The first poem I wrote for Raj was “Raj’s Rant,” a sonnet about how he wants to break out of his Responsible Raj image. Originally, the poem (p. 162 in the hardcover) opened with these two quatrains:

My sisters Shreya, Priya, and Deepti
are wild and stubborn as a pack of mules.
They need−since they are all younger than me−
a brother who can make them follow rules.

Miss Hill chose me as Captain of Patrols.
I wear a badge and help kids cross the street.
It’s like I’m older brother to the world
when I tell students, “Hey! Slow down those feet.”

He’s tired of always being the responsible one. Oh, boy, can I relate!

In revisions, the focus shifted to show why Raj decides to rebel. I cut the first stanza, moved the second one up, and laid out his argument. Like many school-aged perfectionists, his breaking point is when Ms. Hill’s whole class gets yelled at, including the kids who weren’t at fault. That feels like an injustice to Raj. (Little known fact: Like Raj, I was co-captain of the safety patrols.)

Here are the first two stanzas of the poem, as published.

Ms. Hill picked me for Captain of Patrols.
I wear a badge and help kids cross the street.
It’s like I’m older brother to the world
when I tell students, “Hey! Slow down those feet.”

I’m always quiet when I ride the bus.
I get straight As. My homework’s never late.
But I got mad when Stiffler yelled at us
and told us that we might not graduate…

Research and help: My neighbor Shruti Thakur, whose daughter Shreya was a classmate and close friend of my daughter’s, was a huge help in creating Raj’s character.

When my children were in elementary school, I worked as a freelance features writer for our local edition of the Baltimore Sun, covering education, the arts, and community stories.

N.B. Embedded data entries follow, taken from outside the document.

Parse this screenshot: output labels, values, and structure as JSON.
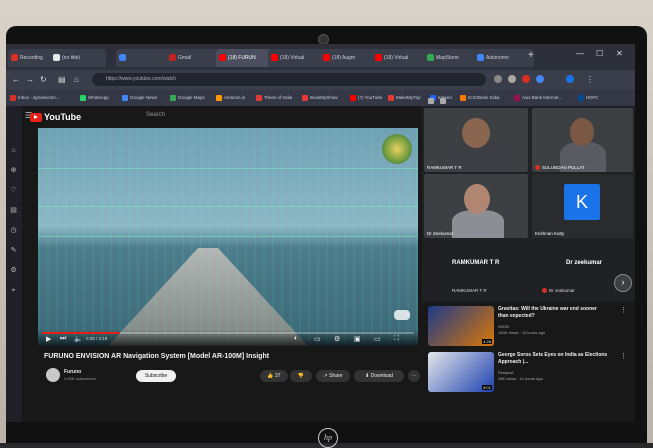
{
  "browser": {
    "tabs": [
      {
        "label": "Recording",
        "color": "#d93025"
      },
      {
        "label": "(no title)",
        "color": "#e8eaed"
      },
      {
        "label": "",
        "color": "#4285f4"
      },
      {
        "label": "Gmail",
        "color": "#c5221f"
      },
      {
        "label": "(18) FURUN",
        "color": "#ff0000"
      },
      {
        "label": "(18) Virtual",
        "color": "#ff0000"
      },
      {
        "label": "(18) Augm",
        "color": "#ff0000"
      },
      {
        "label": "(18) Virtual",
        "color": "#ff0000"
      },
      {
        "label": "MapStone",
        "color": "#34a853"
      },
      {
        "label": "Autonomo",
        "color": "#4285f4"
      }
    ],
    "url": "https://www.youtube.com/watch",
    "bookmarks": [
      {
        "label": "Inbox - dynamicsm...",
        "color": "#d93025"
      },
      {
        "label": "WhatsApp",
        "color": "#25d366"
      },
      {
        "label": "Google News",
        "color": "#4285f4"
      },
      {
        "label": "Google Maps",
        "color": "#34a853"
      },
      {
        "label": "Amazon.in",
        "color": "#ff9900"
      },
      {
        "label": "Times of India",
        "color": "#e53935"
      },
      {
        "label": "BookMyShow",
        "color": "#e53935"
      },
      {
        "label": "(7) YouTube",
        "color": "#ff0000"
      },
      {
        "label": "MakeMyTrip",
        "color": "#e53935"
      },
      {
        "label": "Indeed",
        "color": "#2164f3"
      },
      {
        "label": "ICICIBank India",
        "color": "#f57c00"
      },
      {
        "label": "Axis Bank Internet...",
        "color": "#97144d"
      },
      {
        "label": "HDFC",
        "color": "#004c8f"
      }
    ]
  },
  "youtube": {
    "logo": "YouTube",
    "search_placeholder": "Search",
    "video_time": "0:29 / 2:18",
    "progress_fraction": 0.21,
    "video_title": "FURUNO ENVISION AR Navigation System [Model AR-100M] Insight",
    "channel_name": "Furuno",
    "channel_subs": "4.99K subscribers",
    "subscribe": "Subscribe",
    "actions": [
      {
        "label": "👍 37"
      },
      {
        "label": "👎"
      },
      {
        "label": "↗ Share"
      },
      {
        "label": "⬇ Download"
      },
      {
        "label": "⋯"
      }
    ]
  },
  "meet": {
    "tiles": [
      {
        "name": "RAMKUMAR T R"
      },
      {
        "name": "SULUNDAN PULLAT"
      },
      {
        "name": "Dr Zeekumar"
      },
      {
        "name": "Krishnan Kutty"
      }
    ],
    "big_names": [
      "RAMKUMAR T R",
      "Dr zeekumar"
    ],
    "small_names": [
      "RAMKUMAR T R",
      "Dr zeekumar"
    ],
    "k_letter": "K"
  },
  "related": [
    {
      "title": "Gravitas: Will the Ukraine war end sooner than expected?",
      "channel": "WION",
      "meta": "154K views · 11 hours ago",
      "duration": "4:28"
    },
    {
      "title": "George Soros Sets Eyes on India as Elections Approach |...",
      "channel": "Firstpost",
      "meta": "39K views · 11 hours ago",
      "duration": "8:01"
    }
  ],
  "colors": {
    "accent": "#e62117",
    "meet_bg": "#202124",
    "k_avatar": "#1a73e8"
  }
}
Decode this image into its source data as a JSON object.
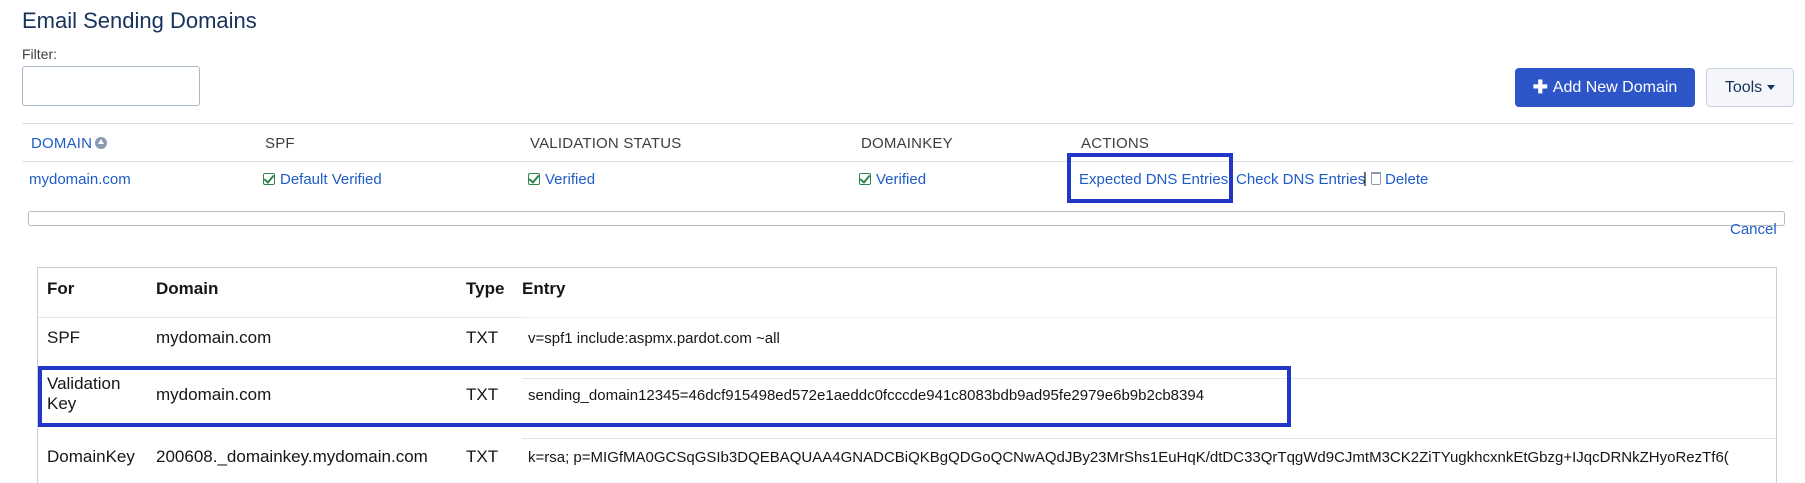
{
  "page": {
    "title": "Email Sending Domains",
    "filter_label": "Filter:",
    "filter_value": ""
  },
  "toolbar": {
    "add_domain_label": "Add New Domain",
    "add_domain_icon": "plus-icon",
    "tools_label": "Tools",
    "accent_color": "#2e55c8"
  },
  "domains_table": {
    "headers": {
      "domain": "DOMAIN",
      "spf": "SPF",
      "validation_status": "VALIDATION STATUS",
      "domainkey": "DOMAINKEY",
      "actions": "ACTIONS"
    },
    "rows": [
      {
        "domain": "mydomain.com",
        "spf": "Default Verified",
        "validation_status": "Verified",
        "domainkey": "Verified",
        "actions": {
          "expected": "Expected DNS Entries",
          "check": "Check DNS Entries",
          "separator": "|",
          "delete": "Delete"
        }
      }
    ]
  },
  "cancel_label": "Cancel",
  "dns_table": {
    "headers": {
      "for": "For",
      "domain": "Domain",
      "type": "Type",
      "entry": "Entry"
    },
    "rows": [
      {
        "for": "SPF",
        "domain": "mydomain.com",
        "type": "TXT",
        "entry": "v=spf1 include:aspmx.pardot.com ~all"
      },
      {
        "for_line1": "Validation",
        "for_line2": "Key",
        "domain": "mydomain.com",
        "type": "TXT",
        "entry": "sending_domain12345=46dcf915498ed572e1aeddc0fcccde941c8083bdb9ad95fe2979e6b9b2cb8394"
      },
      {
        "for": "DomainKey",
        "domain": "200608._domainkey.mydomain.com",
        "type": "TXT",
        "entry": "k=rsa; p=MIGfMA0GCSqGSIb3DQEBAQUAA4GNADCBiQKBgQDGoQCNwAQdJBy23MrShs1EuHqK/dtDC33QrTqgWd9CJmtM3CK2ZiTYugkhcxnkEtGbzg+IJqcDRNkZHyoRezTf6("
      }
    ]
  },
  "highlight_color": "#2236c8"
}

Several months before I began work on THE LAST FIFTH GRADE, Shruti suggested that I interview Chitra Kumar. Ms. Kumar was Shreya’s classical Indian dance instructor. I’d seen Shreya perform at school talent shows, but watching a Kathak teacher work with students was a new experience.

You’ll find my Baltimore Sun article about Chitra Kumar here.

With this background knowledge, and advice on details from Shruti, I wrote Raj’s second poem, “Talent Show.”

Talent Show
By Rajesh Rao

My whole family was sitting in the cafeteria.
Aunts, uncles, cousins, even my grandparents.
My three sisters were the first act.
When they came on stage
their ankle bells and costumes looked
too bright for our worn-out school.
The music started.
I’ve heard it a million times.
They are always practicing
classical Indian dance at home
and at their Kathak class.
My sisters moved their hands
as if they wanted everyone to come closer
and listen to the folk tale their dance tells.

I wanted to be in the talent show too.
I wanted to play piano for Mark’s band.
But my parents didn’t want me to spend
so much time at Jason’s house,
practicing rock music.
“Homework first,” Dad always tells me.
“It’s different for sons.”

What else went into this character? Wow. I gave Raj a lot of conflict to deal with. He’s feeling boxed in by how people view him, both at school and in his family. (I love using a strict poetic form like the sonnet when characters are feeling constrained by outside pressure.)

He’s also struggling to find his footing in the social dynamics of the classroom. As his friend Edgar pulls away, who will Raj connect with? This was the last layer I added for Raj’s character, finding a new friend and a way to stand up for himself.

Leave me a comment if you’d like more background stories on characters from THE LAST FIFTH GRADE. Any special requests?